      • http://twitter.com/Al13Z Alexander magnusson

        Also in Sweden you dont get the phone for free if you sign a contract if its not a really expensive contract. Or your contract is running out and you get the phone if you sign for another 2 years. Otherwise you’ll have to pay almost the full price with a little discount in addition to the contract every month. Also if you’re travelling or moving to another country you dont need to buy a new phone if it is supported.

    • http://www.facebook.com/MoodiRMX Moodi Rmx

      i always buy my iphone factory unlocked, its way better especially if you travel or want to change from carrier to another

  • http://www.facebook.com/jamie.tilden.9 Jamie Tilden

    I know you guys keep using that particular mockup thumbnail for the look of the budget iPhone, but seriously, we all know it won’t look like that and absolutely won’t be running an iOS that so blatantly parallels OS X.

    • @dongiuj

      And if it does, won’t you feel like a twat sounding so sure of yourself.

      • http://www.facebook.com/fourinchworld Michael Scott Allen

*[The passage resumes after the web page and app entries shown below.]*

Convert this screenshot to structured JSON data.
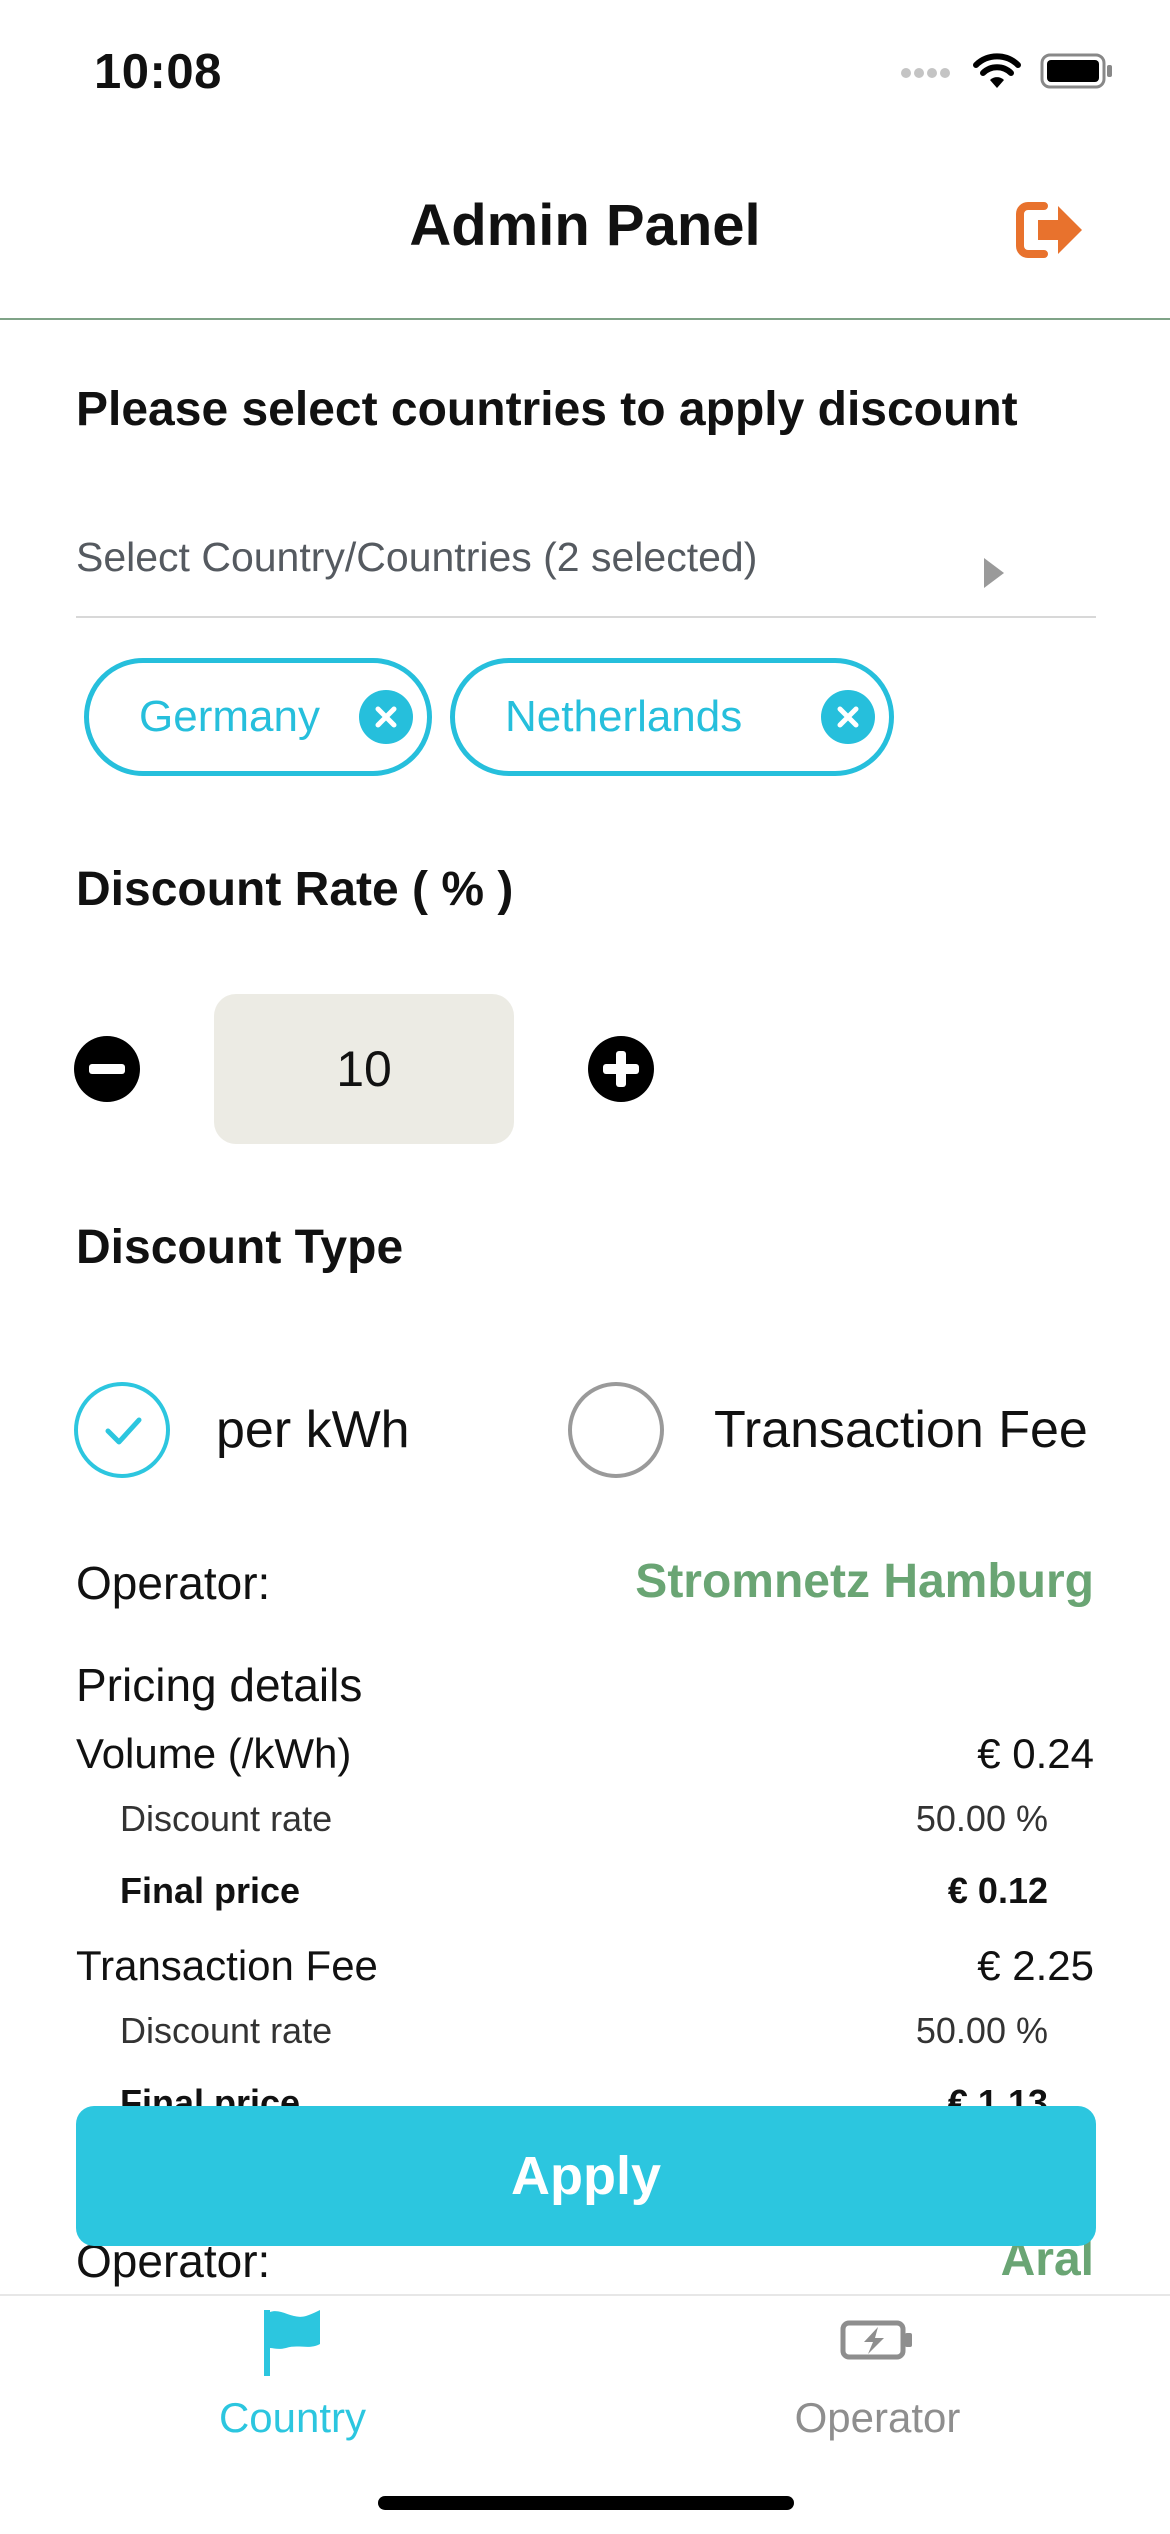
{
  "status_bar": {
    "time": "10:08"
  },
  "header": {
    "title": "Admin Panel"
  },
  "section_countries": {
    "title": "Please select countries to apply discount",
    "select_placeholder": "Select Country/Countries (2 selected)",
    "chips": [
      {
        "label": "Germany"
      },
      {
        "label": "Netherlands"
      }
    ]
  },
  "discount_rate": {
    "title": "Discount Rate ( % )",
    "value": "10"
  },
  "discount_type": {
    "title": "Discount Type",
    "options": [
      {
        "label": "per kWh",
        "selected": true
      },
      {
        "label": "Transaction Fee",
        "selected": false
      }
    ]
  },
  "operators": [
    {
      "label": "Operator:",
      "name": "Stromnetz Hamburg",
      "pricing_title": "Pricing details",
      "volume": {
        "label": "Volume (/kWh)",
        "price": "€ 0.24",
        "discount_label": "Discount rate",
        "discount_value": "50.00 %",
        "final_label": "Final price",
        "final_value": "€ 0.12"
      },
      "transaction": {
        "label": "Transaction Fee",
        "price": "€ 2.25",
        "discount_label": "Discount rate",
        "discount_value": "50.00 %",
        "final_label": "Final price",
        "final_value": "€ 1.13"
      }
    },
    {
      "label": "Operator:",
      "name": "Aral"
    }
  ],
  "apply_button": "Apply",
  "tabs": [
    {
      "label": "Country",
      "active": true
    },
    {
      "label": "Operator",
      "active": false
    }
  ],
  "colors": {
    "accent": "#2cc6df",
    "operator_green": "#6aa574",
    "logout_orange": "#e8722d",
    "inactive": "#8e8e8e"
  }
}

        Good thing it never will. twat

  • http://twitter.com/klouud Timothy Polumbo

    Another issue I have with this is the market strategy that Apple has adopted – premium. Apple has basically created a recession proof model in which to operate – by making a “cheap” iPhone, they will be stepping outside of the realm of premium branding and entering the ultra-competative markets of the “race to the bottom” phones. I can see merit in trying to stay competitive in that niche, but its very un-Apple. I guess it really won’t affect me much – I need my phone to cary me for 2 years, so I’ll be getting the bleeding edge high end device regardless. Yes, I read the article and I apologize if I stepped on anyone’s toes – I’m not trying to be offensive.

  • iospixel

    What sort of performance should we expect from this chipwise…I hate to see it ship with the same benchmarks as a 4s.

  • Kurt

    So buy iphones in the US and sell them in Brazil, cool got it, thanks

  • http://www.facebook.com/fourinchworld Michael Scott Allen

    Never. Gonna. Happen.